“Just to know that if I get hurt or if someone else does, that place will be filled and taken care of if I don’t come back at all, or until I get back, is a good feeling.”

Walsh praised not only his seven or eight guys who have seen significant time up front but also his assistant coaches for seeing to it that the Wildcats’ offense didn’t miss a beat despite all of the injuries up front.

“It’s a credit to those kids for learning what we do,” Walsh said. “We don’t just zone block, we have a lot of scheme you have to learn. It’s hard to learn left then right, inside then outside.

“It’s a credit to the coaches that coach them. [Mitch] Stovall, [Jeffrey] Barnett and [Fred] Norris do a great job of mixing those guys in and out of practice and having them prepared to play multiple spots.”

Several players are scheduled to return next week against Denton, including starting cornerbacks Will Sanders and DeMarcus Owens.

But first thing’s first for Guyer, and all that’s on the Wildcats’ minds is the start of a district campaign and the grind they face without another break after last week’s bye.

“At the start of district play there’s always some newness to it,” Walsh said. “We talk about three seasons [nondistrict, district and playoffs], and we’re starting the second one. Azle is a team that’s supposed to be in the mix, so we’re starting district and there’s a formidable opponent in front of us. It adds to the anticipation of district starting.”

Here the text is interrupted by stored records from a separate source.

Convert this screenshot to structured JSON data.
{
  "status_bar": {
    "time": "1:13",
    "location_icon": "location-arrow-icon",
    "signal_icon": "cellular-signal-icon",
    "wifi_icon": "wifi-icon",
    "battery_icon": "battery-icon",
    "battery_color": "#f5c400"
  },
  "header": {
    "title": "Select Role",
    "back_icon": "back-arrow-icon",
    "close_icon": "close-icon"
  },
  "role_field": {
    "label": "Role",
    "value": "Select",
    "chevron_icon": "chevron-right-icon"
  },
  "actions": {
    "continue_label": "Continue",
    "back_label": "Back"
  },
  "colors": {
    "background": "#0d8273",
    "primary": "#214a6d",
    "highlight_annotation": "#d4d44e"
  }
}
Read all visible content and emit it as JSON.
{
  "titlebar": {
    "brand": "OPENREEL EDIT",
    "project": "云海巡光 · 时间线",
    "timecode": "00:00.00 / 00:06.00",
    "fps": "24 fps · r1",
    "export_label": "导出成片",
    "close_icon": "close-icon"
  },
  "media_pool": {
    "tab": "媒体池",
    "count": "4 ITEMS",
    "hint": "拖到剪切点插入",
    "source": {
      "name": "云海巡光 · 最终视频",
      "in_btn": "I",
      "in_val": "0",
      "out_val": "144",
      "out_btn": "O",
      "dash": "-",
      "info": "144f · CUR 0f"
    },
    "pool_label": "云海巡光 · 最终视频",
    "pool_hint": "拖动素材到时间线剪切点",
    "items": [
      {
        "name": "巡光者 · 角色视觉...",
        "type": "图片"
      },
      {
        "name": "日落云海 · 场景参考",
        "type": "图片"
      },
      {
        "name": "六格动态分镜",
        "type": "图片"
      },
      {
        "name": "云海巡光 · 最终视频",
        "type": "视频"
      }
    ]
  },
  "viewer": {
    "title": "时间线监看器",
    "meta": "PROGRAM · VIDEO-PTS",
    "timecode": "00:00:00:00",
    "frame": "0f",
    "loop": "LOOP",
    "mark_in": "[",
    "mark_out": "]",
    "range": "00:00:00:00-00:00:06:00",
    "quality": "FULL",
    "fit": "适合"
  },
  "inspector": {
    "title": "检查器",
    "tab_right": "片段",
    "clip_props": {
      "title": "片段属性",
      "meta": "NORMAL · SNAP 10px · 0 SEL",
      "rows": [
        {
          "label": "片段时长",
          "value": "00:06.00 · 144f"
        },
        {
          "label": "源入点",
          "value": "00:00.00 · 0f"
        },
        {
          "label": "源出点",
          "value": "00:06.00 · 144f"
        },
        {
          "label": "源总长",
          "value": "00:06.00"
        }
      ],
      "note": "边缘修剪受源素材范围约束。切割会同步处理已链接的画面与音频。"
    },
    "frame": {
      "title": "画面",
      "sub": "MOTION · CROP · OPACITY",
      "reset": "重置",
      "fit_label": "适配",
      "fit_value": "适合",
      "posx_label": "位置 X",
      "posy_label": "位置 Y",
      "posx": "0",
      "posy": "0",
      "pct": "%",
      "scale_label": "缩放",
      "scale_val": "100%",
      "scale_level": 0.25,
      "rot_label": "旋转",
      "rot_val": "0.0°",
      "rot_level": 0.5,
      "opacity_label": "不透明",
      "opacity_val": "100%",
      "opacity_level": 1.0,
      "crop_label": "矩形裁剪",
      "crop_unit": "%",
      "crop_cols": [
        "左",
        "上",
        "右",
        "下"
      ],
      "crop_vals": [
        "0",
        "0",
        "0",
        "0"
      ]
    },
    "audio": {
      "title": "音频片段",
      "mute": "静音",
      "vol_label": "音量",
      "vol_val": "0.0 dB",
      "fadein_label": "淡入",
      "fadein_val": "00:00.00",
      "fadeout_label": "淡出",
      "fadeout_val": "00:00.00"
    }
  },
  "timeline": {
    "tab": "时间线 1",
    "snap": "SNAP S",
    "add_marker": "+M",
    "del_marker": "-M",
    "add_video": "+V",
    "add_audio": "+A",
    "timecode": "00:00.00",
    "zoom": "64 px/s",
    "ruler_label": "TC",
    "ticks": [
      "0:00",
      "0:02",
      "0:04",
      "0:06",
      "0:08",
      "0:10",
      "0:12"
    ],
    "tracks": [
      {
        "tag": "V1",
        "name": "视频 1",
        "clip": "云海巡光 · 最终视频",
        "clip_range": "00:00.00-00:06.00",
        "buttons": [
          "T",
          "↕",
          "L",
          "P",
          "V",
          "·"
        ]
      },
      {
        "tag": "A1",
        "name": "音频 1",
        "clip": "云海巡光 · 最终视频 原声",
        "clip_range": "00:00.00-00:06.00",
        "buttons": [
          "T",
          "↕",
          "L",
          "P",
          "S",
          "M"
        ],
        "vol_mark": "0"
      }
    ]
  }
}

ADAM BOEDEKER can be reached at 940-566-6872 and via Twitter at @aboedeker.